● Exercise objective:
Search the records for "text". Copy every line where it appears.
** Opening Raw data block **
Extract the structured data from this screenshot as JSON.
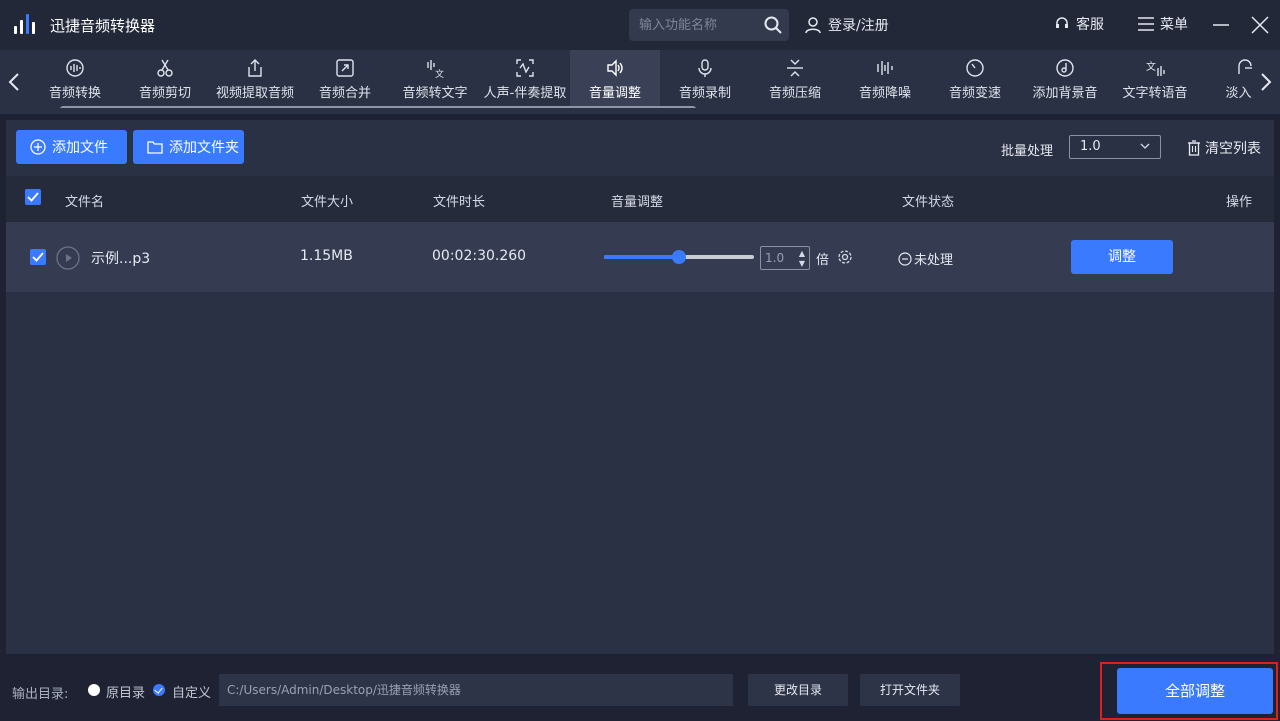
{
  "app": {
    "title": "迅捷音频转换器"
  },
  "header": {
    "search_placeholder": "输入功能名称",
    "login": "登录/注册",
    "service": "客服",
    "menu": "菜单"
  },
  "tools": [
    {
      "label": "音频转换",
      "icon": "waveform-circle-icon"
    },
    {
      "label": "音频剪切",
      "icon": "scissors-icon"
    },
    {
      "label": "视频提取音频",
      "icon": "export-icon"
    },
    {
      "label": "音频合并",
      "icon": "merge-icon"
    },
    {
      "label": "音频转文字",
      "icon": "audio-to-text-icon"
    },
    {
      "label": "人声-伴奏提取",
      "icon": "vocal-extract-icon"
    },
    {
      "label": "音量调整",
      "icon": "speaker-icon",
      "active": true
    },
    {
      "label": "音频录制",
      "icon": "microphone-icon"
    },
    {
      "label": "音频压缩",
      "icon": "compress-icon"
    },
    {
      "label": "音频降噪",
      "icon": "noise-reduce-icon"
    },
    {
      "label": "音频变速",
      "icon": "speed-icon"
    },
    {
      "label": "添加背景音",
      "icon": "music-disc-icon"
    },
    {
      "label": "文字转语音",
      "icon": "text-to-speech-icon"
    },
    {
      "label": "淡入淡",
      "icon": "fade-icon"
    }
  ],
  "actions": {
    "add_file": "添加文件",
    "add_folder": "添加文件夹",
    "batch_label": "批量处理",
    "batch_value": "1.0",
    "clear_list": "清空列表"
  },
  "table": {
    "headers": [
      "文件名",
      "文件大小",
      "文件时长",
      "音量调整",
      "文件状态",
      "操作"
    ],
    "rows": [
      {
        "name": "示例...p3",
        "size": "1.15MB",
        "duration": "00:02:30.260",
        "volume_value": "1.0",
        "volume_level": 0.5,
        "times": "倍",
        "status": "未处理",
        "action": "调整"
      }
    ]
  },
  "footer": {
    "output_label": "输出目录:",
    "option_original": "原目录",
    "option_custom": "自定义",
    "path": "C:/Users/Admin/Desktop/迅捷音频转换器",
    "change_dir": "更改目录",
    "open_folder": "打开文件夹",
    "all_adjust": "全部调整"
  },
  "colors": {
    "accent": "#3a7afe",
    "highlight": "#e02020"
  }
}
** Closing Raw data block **
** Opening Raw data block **
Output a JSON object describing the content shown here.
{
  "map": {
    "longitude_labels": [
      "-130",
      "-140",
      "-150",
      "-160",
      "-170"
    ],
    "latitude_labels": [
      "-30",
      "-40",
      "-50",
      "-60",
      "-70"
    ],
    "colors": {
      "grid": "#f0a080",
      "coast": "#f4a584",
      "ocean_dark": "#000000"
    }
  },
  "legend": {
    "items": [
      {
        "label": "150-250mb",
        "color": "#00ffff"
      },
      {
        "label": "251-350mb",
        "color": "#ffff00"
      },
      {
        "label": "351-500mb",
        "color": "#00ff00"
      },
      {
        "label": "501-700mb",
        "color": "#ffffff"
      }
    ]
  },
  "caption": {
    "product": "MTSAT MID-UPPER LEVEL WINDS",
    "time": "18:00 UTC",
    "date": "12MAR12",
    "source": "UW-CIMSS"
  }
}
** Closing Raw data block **
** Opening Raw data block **
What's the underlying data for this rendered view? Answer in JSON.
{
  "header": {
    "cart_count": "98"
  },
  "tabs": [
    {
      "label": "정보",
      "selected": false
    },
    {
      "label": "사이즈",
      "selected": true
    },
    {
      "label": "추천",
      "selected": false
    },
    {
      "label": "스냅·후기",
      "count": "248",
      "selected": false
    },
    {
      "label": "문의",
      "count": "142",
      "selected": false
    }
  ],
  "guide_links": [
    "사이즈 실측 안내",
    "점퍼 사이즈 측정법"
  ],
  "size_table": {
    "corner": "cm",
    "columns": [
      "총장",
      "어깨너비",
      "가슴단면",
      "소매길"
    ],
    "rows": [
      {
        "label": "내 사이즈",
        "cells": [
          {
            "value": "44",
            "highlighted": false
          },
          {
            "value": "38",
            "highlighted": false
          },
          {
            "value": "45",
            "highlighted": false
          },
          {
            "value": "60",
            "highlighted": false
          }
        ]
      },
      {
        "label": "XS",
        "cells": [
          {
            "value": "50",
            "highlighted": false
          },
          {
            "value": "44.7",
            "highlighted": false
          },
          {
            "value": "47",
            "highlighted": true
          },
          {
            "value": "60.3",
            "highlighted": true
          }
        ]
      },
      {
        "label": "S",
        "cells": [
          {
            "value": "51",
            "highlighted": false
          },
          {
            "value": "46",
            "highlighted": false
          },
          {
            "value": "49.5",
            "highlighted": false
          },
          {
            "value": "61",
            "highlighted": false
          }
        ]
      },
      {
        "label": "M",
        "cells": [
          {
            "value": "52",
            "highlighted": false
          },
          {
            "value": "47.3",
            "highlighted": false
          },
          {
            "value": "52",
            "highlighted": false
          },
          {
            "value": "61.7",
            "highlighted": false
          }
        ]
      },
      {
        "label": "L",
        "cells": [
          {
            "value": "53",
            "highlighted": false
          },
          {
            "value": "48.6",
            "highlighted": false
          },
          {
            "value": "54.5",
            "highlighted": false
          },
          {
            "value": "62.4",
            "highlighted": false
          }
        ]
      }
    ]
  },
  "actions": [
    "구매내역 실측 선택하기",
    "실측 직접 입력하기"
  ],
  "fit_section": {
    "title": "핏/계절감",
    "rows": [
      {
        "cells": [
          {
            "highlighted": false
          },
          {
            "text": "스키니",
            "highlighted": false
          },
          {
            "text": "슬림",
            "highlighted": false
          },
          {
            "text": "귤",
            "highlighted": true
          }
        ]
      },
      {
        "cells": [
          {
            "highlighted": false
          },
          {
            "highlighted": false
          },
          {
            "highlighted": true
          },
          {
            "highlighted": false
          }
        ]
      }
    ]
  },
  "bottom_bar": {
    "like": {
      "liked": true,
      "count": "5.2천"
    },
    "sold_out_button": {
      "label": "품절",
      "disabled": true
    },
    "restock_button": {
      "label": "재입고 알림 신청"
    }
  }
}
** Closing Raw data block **
● Solution for this problem:
      "icon": "audio-to-text-icon"
      "icon": "text-to-speech-icon"
            "text": "스키니",
            "text": "슬림",
            "text": "귤",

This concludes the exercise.